[Dataset rows for apps and sites]
Segment Open

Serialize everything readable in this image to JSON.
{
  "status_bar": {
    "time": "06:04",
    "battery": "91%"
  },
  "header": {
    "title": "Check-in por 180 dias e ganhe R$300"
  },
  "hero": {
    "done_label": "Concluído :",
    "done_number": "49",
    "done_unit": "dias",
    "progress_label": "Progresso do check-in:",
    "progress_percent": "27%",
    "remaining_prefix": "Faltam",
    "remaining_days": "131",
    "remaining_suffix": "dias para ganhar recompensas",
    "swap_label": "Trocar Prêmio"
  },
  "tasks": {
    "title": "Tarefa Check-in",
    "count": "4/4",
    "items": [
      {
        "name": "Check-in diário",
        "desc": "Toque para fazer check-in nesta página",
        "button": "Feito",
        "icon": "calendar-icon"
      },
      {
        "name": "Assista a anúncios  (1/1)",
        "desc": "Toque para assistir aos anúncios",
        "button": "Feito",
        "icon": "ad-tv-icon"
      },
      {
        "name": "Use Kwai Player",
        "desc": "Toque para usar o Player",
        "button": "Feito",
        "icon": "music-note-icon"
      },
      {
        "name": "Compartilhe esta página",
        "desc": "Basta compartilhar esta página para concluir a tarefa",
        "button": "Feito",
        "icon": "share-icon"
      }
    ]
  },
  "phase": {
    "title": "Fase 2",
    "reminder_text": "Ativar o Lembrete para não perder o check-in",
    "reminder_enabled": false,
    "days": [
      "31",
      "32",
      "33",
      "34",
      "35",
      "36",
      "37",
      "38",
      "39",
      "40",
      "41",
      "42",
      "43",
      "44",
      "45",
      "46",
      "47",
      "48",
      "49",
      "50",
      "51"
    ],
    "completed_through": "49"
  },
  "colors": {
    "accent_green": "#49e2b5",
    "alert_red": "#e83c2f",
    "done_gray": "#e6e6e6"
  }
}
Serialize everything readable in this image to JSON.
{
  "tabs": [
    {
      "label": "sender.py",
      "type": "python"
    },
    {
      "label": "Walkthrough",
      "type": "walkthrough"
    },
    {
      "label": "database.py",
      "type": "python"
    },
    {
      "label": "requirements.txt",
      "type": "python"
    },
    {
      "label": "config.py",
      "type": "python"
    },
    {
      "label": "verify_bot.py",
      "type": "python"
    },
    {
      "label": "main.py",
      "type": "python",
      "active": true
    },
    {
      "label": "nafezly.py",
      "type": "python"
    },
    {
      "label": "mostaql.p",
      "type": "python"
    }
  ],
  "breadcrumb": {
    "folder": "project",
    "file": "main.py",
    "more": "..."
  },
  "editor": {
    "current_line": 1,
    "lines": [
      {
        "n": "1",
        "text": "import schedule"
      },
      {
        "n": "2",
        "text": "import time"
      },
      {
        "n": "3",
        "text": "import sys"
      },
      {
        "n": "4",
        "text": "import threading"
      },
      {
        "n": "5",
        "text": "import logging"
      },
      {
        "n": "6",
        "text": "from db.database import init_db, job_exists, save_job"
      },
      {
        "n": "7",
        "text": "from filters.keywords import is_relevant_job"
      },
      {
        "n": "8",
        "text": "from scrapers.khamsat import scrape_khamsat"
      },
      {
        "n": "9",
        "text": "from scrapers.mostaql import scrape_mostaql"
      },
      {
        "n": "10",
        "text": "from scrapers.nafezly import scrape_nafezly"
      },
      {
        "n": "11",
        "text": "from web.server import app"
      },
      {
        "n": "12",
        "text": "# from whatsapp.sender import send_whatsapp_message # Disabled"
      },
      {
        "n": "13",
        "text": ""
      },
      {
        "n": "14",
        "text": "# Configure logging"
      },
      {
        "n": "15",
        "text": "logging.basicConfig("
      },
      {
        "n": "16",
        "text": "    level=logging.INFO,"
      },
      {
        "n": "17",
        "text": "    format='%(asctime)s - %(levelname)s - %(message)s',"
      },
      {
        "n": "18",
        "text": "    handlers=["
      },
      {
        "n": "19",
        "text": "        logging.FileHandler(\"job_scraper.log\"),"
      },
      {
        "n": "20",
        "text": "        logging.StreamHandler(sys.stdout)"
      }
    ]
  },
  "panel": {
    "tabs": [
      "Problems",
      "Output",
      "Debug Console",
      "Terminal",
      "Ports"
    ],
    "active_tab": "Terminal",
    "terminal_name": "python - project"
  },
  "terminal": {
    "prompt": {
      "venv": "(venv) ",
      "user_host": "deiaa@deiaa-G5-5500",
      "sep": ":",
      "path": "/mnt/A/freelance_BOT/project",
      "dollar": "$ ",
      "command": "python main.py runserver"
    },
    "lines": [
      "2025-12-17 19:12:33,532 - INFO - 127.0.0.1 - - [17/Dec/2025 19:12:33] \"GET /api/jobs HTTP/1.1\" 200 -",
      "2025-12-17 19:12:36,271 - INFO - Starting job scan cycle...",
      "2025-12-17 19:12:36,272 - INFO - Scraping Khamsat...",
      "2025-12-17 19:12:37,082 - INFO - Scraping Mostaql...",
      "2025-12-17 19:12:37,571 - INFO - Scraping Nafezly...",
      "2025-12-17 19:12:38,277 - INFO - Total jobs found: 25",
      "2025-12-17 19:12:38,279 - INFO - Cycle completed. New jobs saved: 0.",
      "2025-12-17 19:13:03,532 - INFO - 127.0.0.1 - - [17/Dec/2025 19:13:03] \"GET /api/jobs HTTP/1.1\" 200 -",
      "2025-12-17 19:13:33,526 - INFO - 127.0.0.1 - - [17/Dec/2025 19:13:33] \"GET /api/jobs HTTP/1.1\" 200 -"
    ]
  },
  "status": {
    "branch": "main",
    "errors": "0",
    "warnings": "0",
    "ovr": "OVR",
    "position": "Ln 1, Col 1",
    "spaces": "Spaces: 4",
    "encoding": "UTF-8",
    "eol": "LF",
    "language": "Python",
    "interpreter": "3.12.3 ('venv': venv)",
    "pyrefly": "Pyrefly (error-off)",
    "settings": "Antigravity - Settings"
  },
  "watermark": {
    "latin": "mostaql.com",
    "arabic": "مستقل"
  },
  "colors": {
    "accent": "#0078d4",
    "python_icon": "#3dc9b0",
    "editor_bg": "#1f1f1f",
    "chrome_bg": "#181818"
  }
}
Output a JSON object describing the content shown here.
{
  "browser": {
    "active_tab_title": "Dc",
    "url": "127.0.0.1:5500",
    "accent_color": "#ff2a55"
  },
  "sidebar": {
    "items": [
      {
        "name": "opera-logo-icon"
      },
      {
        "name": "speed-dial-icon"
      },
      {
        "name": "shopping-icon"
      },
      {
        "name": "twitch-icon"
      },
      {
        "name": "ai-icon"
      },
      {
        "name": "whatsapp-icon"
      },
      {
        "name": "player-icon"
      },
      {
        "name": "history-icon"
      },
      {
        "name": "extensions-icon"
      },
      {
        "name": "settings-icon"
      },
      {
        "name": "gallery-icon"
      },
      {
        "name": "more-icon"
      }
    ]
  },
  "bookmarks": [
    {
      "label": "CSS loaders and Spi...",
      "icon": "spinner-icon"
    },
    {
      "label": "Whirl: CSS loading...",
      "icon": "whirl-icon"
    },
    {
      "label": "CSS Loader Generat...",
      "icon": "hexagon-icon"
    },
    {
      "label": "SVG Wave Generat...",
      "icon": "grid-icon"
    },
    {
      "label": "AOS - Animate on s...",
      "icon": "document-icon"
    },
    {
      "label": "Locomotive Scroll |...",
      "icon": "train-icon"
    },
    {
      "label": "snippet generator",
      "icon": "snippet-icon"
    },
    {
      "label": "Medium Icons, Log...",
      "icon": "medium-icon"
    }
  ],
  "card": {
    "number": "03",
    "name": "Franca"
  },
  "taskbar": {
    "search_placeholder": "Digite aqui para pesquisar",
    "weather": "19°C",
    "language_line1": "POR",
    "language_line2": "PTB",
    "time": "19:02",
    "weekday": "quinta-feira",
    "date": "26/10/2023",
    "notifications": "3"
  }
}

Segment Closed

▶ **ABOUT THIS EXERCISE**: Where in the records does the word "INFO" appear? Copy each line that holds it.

▶ **RESPONSE**:
        "text": "    level=logging.INFO,"
      "2025-12-17 19:12:33,532 - INFO - 127.0.0.1 - - [17/Dec/2025 19:12:33] \"GET /api/jobs HTTP/1.1\" 200 -",
      "2025-12-17 19:12:36,271 - INFO - Starting job scan cycle...",
      "2025-12-17 19:12:36,272 - INFO - Scraping Khamsat...",
      "2025-12-17 19:12:37,082 - INFO - Scraping Mostaql...",
      "2025-12-17 19:12:37,571 - INFO - Scraping Nafezly...",
      "2025-12-17 19:12:38,277 - INFO - Total jobs found: 25",
      "2025-12-17 19:12:38,279 - INFO - Cycle completed. New jobs saved: 0.",
      "2025-12-17 19:13:03,532 - INFO - 127.0.0.1 - - [17/Dec/2025 19:13:03] \"GET /api/jobs HTTP/1.1\" 200 -",
      "2025-12-17 19:13:33,526 - INFO - 127.0.0.1 - - [17/Dec/2025 19:13:33] \"GET /api/jobs HTTP/1.1\" 200 -"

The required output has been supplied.